By the time we reach the later poems collected after Hirato’s death, mostly from magazines of the period, we have already encountered a very Japanese blending of Italian and Russian futurisms:

Excerpt from “Spiral Staircase: Collected Poems” (Screenshot by the author)

“Ensemble,” for example, is a very potent mix of Marinetti’s “words in motion” with the vocalizations of the Russian zaum poets.

Excerpt from “Spiral Staircase: Collected Poems” (Screenshot by the author)

In Hirato’s “Manifesto of the Japanese Futurist Movement,” which he passed out in printed form in various Tokyo parks, we can hear Marinetti’s voice whipped up in the Japanese poet’s own conceits:

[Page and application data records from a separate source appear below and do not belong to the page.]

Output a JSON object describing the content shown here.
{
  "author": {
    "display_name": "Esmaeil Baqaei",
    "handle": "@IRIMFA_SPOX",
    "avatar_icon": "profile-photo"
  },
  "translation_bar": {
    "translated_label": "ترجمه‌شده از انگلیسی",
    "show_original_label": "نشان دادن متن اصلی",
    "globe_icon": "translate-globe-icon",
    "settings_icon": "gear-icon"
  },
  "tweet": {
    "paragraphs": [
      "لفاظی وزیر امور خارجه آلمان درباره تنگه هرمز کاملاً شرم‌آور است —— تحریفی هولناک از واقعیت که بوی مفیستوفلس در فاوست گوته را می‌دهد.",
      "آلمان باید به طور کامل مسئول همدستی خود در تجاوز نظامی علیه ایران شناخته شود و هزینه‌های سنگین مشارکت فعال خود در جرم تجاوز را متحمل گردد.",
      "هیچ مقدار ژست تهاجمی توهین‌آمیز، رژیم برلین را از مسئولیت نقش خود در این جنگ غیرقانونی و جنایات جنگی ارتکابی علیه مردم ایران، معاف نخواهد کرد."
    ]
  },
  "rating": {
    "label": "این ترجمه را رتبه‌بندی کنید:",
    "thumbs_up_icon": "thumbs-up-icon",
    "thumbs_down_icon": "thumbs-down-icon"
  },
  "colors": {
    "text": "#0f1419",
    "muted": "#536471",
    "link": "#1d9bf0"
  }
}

We rise within powerful light and heat. We are the
children of powerful light and heat. Our very existence is
powerful light and heat.

Intuition must preplace knowledge; the enemy of Futurist
anti-art is concept. “Time and space have already died, and
we already live in the absolute.” We must quickly take risks,
advance in defiance of danger, and create…….

Most graveyards are already useless. Libraries, museums
and academies do not even amount to the sound of one
automobile skidding on the street. Try sniffing the stench
behind the piled books; the superior freshness of gasoline
is manifold.

Scholar Eric Selland’s afterword summary nicely bookends Sho Sugita’s informative introduction. In all, this book is a compelling portrait of Hirato, Japanese Futurism, and their internationalist connections.

Hirato Renkichi’s Spiral Staircase: Collected Poems (2017), edited and translated into English by Sho Sugita, is published by Ugly Duckling Presse and is available from Amazon and other online booksellers.